The latest version of Britain’s world-beating SUV, the fourth-generation Land Rover Range Rover, is revealed here: sleeker, more sophisticated and a little longer and lower than before.
For the first time in 42 years, however, styling and dynamic ability are not the most important parts of the new Range Rover story. The bombshell news — perhaps the most significant change in the model’s 42-year history — is the adoption of a new all-aluminium monocoque body/chassis that carves up to 420kg off the current Range Rover’s kerb weight. This will bring unprecedented benefits in fuel economy, CO2 output, performance and agility.
The new model becomes the world’s first aluminium monocoque SUV, utilising techniques already developed for the aluminium XK and XJ of sister brand Jaguar. In future, almost all of Jaguar Land Rover’s higher-value models are likely to be made this way.

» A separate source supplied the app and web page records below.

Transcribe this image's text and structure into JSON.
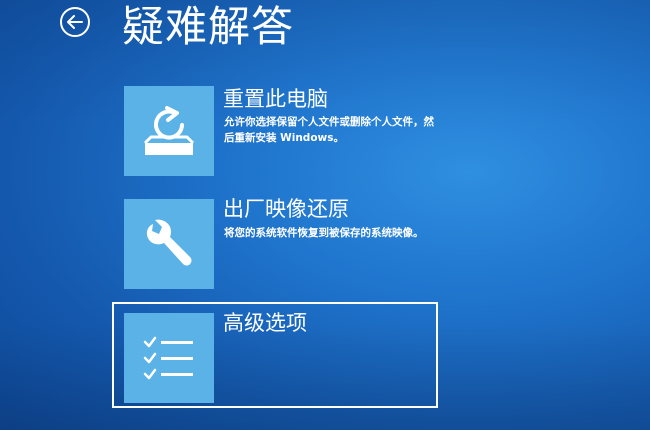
{
  "header": {
    "title": "疑难解答",
    "back_icon": "back-arrow-icon"
  },
  "options": [
    {
      "title": "重置此电脑",
      "description": "允许你选择保留个人文件或删除个人文件，然后重新安装 Windows。",
      "icon": "reset-pc-icon"
    },
    {
      "title": "出厂映像还原",
      "description": "将您的系统软件恢复到被保存的系统映像。",
      "icon": "wrench-icon"
    },
    {
      "title": "高级选项",
      "description": "",
      "icon": "checklist-icon",
      "focused": true
    }
  ],
  "colors": {
    "background": "#1f74cc",
    "tile": "#5ab2e6",
    "text": "#ffffff"
  }
}
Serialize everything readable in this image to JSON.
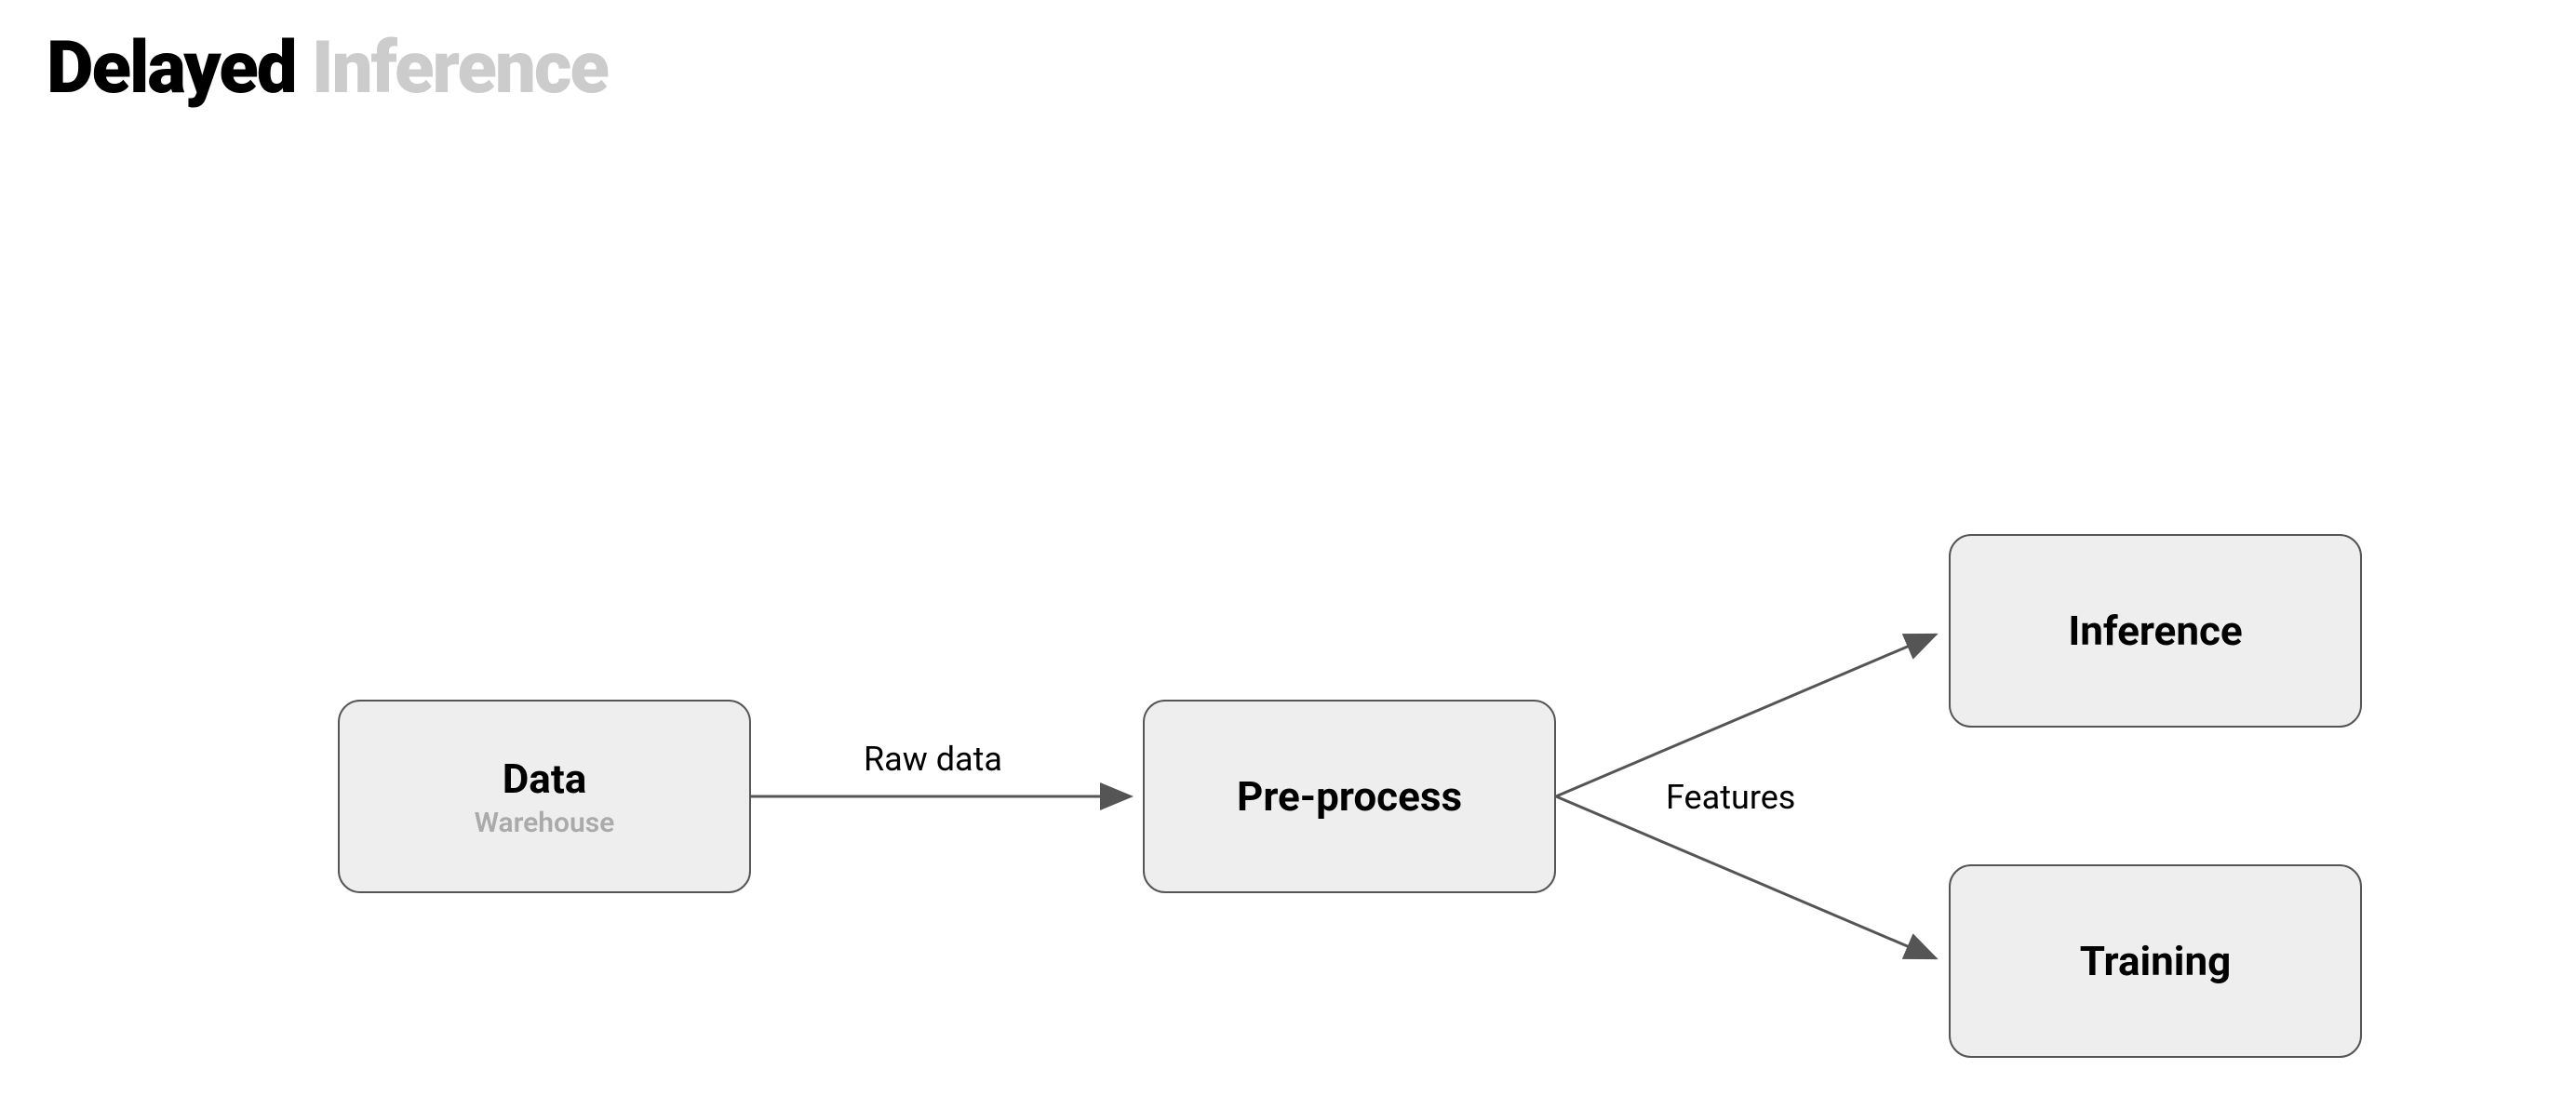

According to Land Rover, the new model’s performance improvement is much more than merely incremental. Global brand director John Edwards says that while it preserves the Range Rover’s “essential, unique character”, the new car’s clean-sheet design and lightweight construction will “transform the experience for luxury vehicle customers, with a step change in comfort, refinement and handling”.
Edwards says the new Range Rover bodyshell is not only 39 per cent lighter than the outgoing steel structure but also stiffer in both torsion and bending, with new aluminium subframes front and rear that support newly designed, all-independent air suspension systems. The chassis has the latest generation of electronic ride and stability control equipment, and there’s a new, more responsive Terrain Response 2 Auto system that reads on-road and off-road conditions more quickly and configures the car better for the prevailing conditions.